Marjaana Lindeman, Annika M. Svedholm-Häkkinen, Tapani J.J. Riekki

Research output: Contribution to journalArticleScientificpeer-review

49 Downloads (Pure)

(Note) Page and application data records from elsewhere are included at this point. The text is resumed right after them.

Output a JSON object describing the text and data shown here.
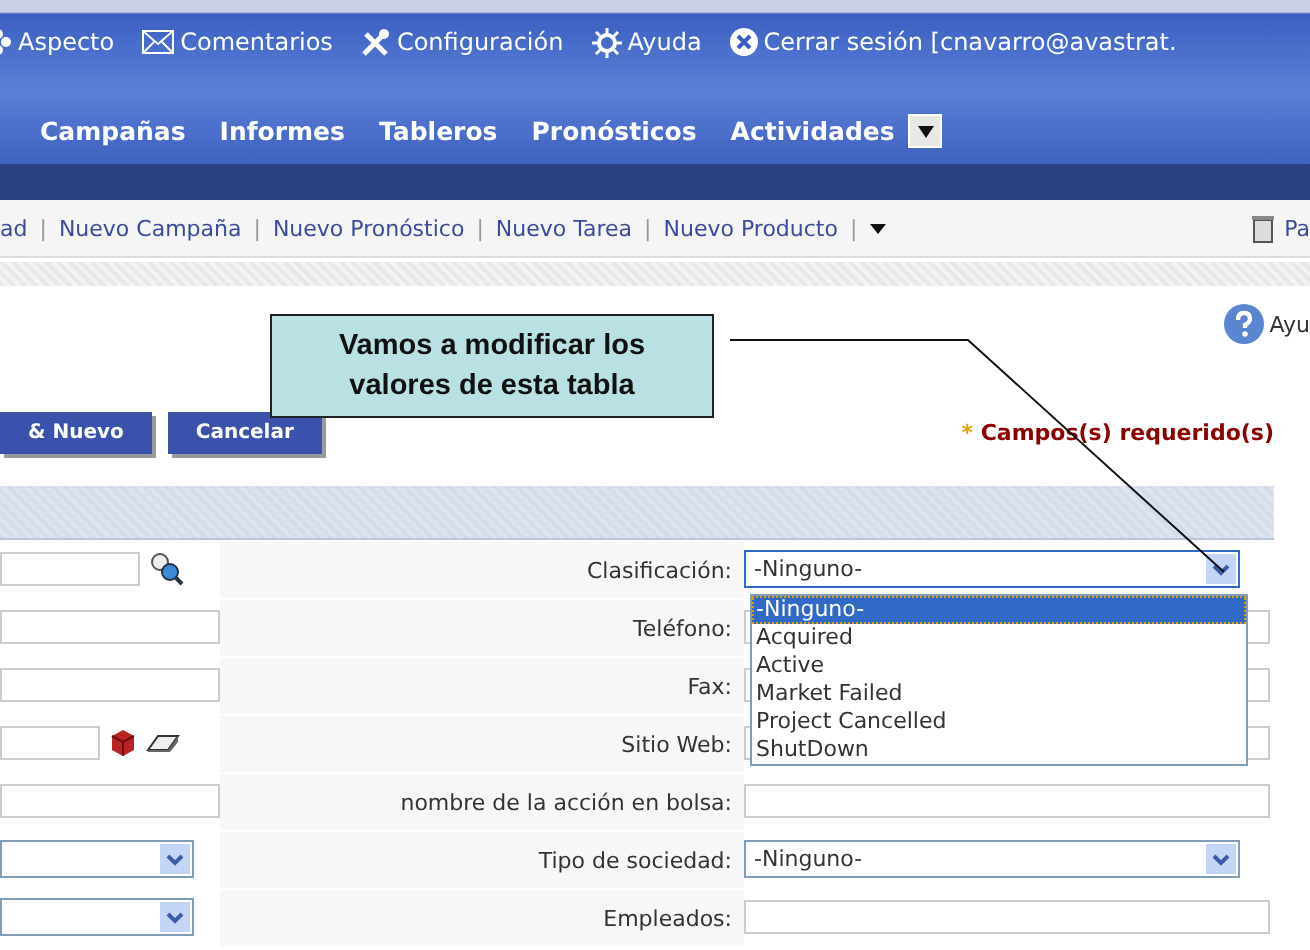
{
  "top_links": [
    {
      "label": "Aspecto",
      "kind": "flower"
    },
    {
      "label": "Comentarios",
      "kind": "mail"
    },
    {
      "label": "Configuración",
      "kind": "tools"
    },
    {
      "label": "Ayuda",
      "kind": "sun"
    },
    {
      "label": "Cerrar sesión [cnavarro@avastrat.",
      "kind": "close"
    }
  ],
  "tabs": [
    {
      "label": "Campañas"
    },
    {
      "label": "Informes"
    },
    {
      "label": "Tableros"
    },
    {
      "label": "Pronósticos"
    },
    {
      "label": "Actividades"
    }
  ],
  "toolbar_items": [
    {
      "kind": "link",
      "label": "ad"
    },
    {
      "kind": "separator",
      "label": "|"
    },
    {
      "kind": "link",
      "label": "Nuevo Campaña"
    },
    {
      "kind": "separator",
      "label": "|"
    },
    {
      "kind": "link",
      "label": "Nuevo Pronóstico"
    },
    {
      "kind": "separator",
      "label": "|"
    },
    {
      "kind": "link",
      "label": "Nuevo Tarea"
    },
    {
      "kind": "separator",
      "label": "|"
    },
    {
      "kind": "link",
      "label": "Nuevo Producto"
    },
    {
      "kind": "separator",
      "label": "|"
    }
  ],
  "toolbar_right": "Pa",
  "help_link": "Ayu",
  "buttons": [
    "& Nuevo",
    "Cancelar"
  ],
  "required_note": {
    "mark": "*",
    "text": "Campos(s) requerido(s)"
  },
  "callout": "Vamos a modificar los valores de esta tabla",
  "left_fields": [
    {
      "kind": "lookup"
    },
    {
      "kind": "text"
    },
    {
      "kind": "text"
    },
    {
      "kind": "lookup_clear"
    },
    {
      "kind": "text"
    },
    {
      "kind": "select"
    },
    {
      "kind": "select"
    }
  ],
  "right_fields": [
    {
      "label": "Clasificación:",
      "kind": "select",
      "value": "-Ninguno-",
      "expanded": true
    },
    {
      "label": "Teléfono:",
      "kind": "text"
    },
    {
      "label": "Fax:",
      "kind": "text"
    },
    {
      "label": "Sitio Web:",
      "kind": "text"
    },
    {
      "label": "nombre de la acción en bolsa:",
      "kind": "text"
    },
    {
      "label": "Tipo de sociedad:",
      "kind": "select",
      "value": "-Ninguno-",
      "expanded": false
    },
    {
      "label": "Empleados:",
      "kind": "text"
    }
  ],
  "dropdown_options": [
    {
      "label": "-Ninguno-",
      "selected": true
    },
    {
      "label": "Acquired",
      "selected": false
    },
    {
      "label": "Active",
      "selected": false
    },
    {
      "label": "Market Failed",
      "selected": false
    },
    {
      "label": "Project Cancelled",
      "selected": false
    },
    {
      "label": "ShutDown",
      "selected": false
    }
  ]
}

Research on the reasons for vaccine hesitancy has largely focused on factors directly related to vaccines. In contrast, the present study focused on cognitive factors that are not conceptually related to vaccines but that have been linked to other epistemically suspect beliefs such as conspiracy theories and belief in fake news. This survey was conducted before the Covid-19 pandemic (N = 356). The results showed that anti-vaccination attitudes decreased slightly with cognitive abilities and analytic thinking styles, and strongly with scientific literacy. In addition, anti-vaccination attitudes increased slightly with teleological bias and strongly with an intuitive thinking style, ontological biases, and religious and paranormal beliefs. The results suggest that the same cognitive mechanisms that predispose to other epistemically suspect beliefs may predispose to anti-vaccination attitudes as well. The findings also indicate that pro-vaccination communication should focus on early prevention and that interventions against vaccine hesitancy should strive to be intuitively appealing.
Original languageEnglish
Pages (from-to)111-136
Issue number1
Early online date4 Mar 2022
Publication statusPublished - 2023
Publication typeA1 Journal article-refereed

Publication forum classification

  • Publication forum level 1


Dive into the research topics of 'Searching for the Cognitive Basis of Anti-Vaccination Attitudes'. Together they form a unique fingerprint.

Cite this